(Dataset excerpts)
------------------------
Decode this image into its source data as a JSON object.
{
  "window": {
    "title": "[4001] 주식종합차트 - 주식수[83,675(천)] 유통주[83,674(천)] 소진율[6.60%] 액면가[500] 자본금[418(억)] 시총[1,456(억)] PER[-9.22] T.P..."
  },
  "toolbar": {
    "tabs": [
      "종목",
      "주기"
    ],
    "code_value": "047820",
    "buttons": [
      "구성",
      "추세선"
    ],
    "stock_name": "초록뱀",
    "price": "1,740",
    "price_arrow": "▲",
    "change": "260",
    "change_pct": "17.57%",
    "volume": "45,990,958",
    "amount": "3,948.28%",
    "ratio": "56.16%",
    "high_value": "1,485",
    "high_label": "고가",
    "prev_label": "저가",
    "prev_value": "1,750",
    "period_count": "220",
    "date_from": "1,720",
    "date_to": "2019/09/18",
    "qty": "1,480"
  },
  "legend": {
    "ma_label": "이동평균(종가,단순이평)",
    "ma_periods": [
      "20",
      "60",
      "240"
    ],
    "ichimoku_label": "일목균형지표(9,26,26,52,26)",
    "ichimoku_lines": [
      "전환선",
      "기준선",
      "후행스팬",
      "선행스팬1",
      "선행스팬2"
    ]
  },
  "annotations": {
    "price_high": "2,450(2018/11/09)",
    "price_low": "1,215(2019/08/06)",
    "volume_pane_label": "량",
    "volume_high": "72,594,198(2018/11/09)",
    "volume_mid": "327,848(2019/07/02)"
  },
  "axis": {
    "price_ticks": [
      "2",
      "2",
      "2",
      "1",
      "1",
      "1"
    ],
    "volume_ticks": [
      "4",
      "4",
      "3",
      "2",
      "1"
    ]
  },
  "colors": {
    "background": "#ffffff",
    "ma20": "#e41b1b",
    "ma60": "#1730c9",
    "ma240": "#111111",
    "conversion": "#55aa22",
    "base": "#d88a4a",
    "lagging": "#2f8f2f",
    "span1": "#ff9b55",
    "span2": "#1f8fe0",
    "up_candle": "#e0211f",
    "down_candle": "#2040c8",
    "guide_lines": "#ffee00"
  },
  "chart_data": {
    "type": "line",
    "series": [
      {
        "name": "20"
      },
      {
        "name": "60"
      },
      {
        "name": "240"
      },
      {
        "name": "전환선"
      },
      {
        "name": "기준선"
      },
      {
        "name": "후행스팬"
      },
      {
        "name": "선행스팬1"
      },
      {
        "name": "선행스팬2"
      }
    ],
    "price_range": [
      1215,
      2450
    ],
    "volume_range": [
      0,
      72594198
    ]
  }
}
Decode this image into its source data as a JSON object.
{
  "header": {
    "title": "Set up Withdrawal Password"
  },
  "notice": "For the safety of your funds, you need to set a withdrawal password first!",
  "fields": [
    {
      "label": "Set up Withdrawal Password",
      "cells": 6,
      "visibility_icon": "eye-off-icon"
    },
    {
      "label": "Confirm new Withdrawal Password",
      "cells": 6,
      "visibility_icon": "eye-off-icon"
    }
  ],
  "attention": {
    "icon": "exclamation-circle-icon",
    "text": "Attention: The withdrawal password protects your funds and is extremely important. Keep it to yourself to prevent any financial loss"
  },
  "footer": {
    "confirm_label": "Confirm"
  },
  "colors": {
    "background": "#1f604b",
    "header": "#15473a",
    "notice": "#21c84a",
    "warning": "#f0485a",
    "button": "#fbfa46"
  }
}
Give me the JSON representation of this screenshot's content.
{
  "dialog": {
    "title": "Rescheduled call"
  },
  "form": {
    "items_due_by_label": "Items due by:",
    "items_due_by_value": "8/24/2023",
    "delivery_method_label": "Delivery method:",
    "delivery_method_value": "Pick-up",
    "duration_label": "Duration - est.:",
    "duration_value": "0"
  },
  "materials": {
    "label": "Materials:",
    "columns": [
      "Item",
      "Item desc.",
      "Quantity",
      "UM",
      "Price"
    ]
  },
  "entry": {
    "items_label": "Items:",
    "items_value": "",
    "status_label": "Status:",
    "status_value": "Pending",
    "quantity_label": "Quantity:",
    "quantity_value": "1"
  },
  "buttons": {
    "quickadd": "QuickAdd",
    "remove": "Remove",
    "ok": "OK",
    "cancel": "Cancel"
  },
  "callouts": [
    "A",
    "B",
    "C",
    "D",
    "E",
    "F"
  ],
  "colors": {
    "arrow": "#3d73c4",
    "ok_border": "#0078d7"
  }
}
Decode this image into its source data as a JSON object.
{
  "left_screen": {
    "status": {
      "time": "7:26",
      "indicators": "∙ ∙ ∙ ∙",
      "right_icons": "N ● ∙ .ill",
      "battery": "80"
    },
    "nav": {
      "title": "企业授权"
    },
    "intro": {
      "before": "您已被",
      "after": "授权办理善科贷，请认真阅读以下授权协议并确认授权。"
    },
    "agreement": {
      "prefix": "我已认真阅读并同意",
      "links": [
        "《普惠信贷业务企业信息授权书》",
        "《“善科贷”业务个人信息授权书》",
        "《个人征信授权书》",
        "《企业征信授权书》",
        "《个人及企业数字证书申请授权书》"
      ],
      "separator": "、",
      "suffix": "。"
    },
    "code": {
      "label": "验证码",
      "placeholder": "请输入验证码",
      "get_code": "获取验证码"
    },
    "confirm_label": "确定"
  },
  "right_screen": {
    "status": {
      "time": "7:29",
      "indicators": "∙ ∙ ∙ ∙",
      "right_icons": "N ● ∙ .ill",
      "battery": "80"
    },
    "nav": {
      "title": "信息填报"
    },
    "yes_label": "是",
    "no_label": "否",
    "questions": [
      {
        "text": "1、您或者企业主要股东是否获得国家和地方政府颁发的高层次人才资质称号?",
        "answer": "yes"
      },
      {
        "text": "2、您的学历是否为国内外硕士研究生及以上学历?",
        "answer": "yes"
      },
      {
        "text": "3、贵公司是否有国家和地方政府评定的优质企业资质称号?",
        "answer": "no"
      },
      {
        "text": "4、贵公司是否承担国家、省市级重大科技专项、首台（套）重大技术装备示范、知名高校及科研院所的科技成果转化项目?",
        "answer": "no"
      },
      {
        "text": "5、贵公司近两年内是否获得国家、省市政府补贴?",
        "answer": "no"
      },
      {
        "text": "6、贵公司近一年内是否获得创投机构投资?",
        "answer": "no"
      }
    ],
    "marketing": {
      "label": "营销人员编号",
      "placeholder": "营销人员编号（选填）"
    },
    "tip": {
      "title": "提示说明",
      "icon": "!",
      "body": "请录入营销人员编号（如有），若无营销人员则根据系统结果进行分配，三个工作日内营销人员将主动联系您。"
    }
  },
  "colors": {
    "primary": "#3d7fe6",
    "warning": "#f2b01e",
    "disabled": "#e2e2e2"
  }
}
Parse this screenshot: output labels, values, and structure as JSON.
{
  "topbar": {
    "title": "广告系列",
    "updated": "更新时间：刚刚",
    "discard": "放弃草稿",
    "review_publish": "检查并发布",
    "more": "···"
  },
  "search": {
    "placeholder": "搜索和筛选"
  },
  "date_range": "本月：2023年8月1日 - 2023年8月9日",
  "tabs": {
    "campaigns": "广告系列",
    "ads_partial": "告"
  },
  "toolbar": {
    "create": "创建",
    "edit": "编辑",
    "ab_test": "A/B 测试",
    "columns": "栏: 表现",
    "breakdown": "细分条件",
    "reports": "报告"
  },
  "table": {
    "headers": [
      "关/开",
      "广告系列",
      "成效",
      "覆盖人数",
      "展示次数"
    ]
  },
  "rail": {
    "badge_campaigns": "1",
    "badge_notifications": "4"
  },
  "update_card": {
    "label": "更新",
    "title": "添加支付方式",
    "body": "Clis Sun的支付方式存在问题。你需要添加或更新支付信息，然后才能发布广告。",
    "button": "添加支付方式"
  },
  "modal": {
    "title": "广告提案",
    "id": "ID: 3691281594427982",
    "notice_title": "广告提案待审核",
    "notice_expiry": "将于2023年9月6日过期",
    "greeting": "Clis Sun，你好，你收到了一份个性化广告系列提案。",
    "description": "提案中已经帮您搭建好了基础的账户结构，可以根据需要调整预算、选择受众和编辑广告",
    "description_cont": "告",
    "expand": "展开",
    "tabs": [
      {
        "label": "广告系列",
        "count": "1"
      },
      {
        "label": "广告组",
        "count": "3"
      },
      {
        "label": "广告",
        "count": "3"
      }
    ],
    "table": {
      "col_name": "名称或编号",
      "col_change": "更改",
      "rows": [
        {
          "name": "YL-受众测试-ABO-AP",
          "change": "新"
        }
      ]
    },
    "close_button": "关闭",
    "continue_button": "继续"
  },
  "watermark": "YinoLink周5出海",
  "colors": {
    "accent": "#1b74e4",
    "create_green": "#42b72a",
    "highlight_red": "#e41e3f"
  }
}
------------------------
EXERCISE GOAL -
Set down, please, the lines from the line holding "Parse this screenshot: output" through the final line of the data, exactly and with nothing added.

ANSWER SECTION -
Parse this screenshot: output labels, values, and structure as JSON.
{
  "topbar": {
    "title": "广告系列",
    "updated": "更新时间：刚刚",
    "discard": "放弃草稿",
    "review_publish": "检查并发布",
    "more": "···"
  },
  "search": {
    "placeholder": "搜索和筛选"
  },
  "date_range": "本月：2023年8月1日 - 2023年8月9日",
  "tabs": {
    "campaigns": "广告系列",
    "ads_partial": "告"
  },
  "toolbar": {
    "create": "创建",
    "edit": "编辑",
    "ab_test": "A/B 测试",
    "columns": "栏: 表现",
    "breakdown": "细分条件",
    "reports": "报告"
  },
  "table": {
    "headers": [
      "关/开",
      "广告系列",
      "成效",
      "覆盖人数",
      "展示次数"
    ]
  },
  "rail": {
    "badge_campaigns": "1",
    "badge_notifications": "4"
  },
  "update_card": {
    "label": "更新",
    "title": "添加支付方式",
    "body": "Clis Sun的支付方式存在问题。你需要添加或更新支付信息，然后才能发布广告。",
    "button": "添加支付方式"
  },
  "modal": {
    "title": "广告提案",
    "id": "ID: 3691281594427982",
    "notice_title": "广告提案待审核",
    "notice_expiry": "将于2023年9月6日过期",
    "greeting": "Clis Sun，你好，你收到了一份个性化广告系列提案。",
    "description": "提案中已经帮您搭建好了基础的账户结构，可以根据需要调整预算、选择受众和编辑广告",
    "description_cont": "告",
    "expand": "展开",
    "tabs": [
      {
        "label": "广告系列",
        "count": "1"
      },
      {
        "label": "广告组",
        "count": "3"
      },
      {
        "label": "广告",
        "count": "3"
      }
    ],
    "table": {
      "col_name": "名称或编号",
      "col_change": "更改",
      "rows": [
        {
          "name": "YL-受众测试-ABO-AP",
          "change": "新"
        }
      ]
    },
    "close_button": "关闭",
    "continue_button": "继续"
  },
  "watermark": "YinoLink周5出海",
  "colors": {
    "accent": "#1b74e4",
    "create_green": "#42b72a",
    "highlight_red": "#e41e3f"
  }
}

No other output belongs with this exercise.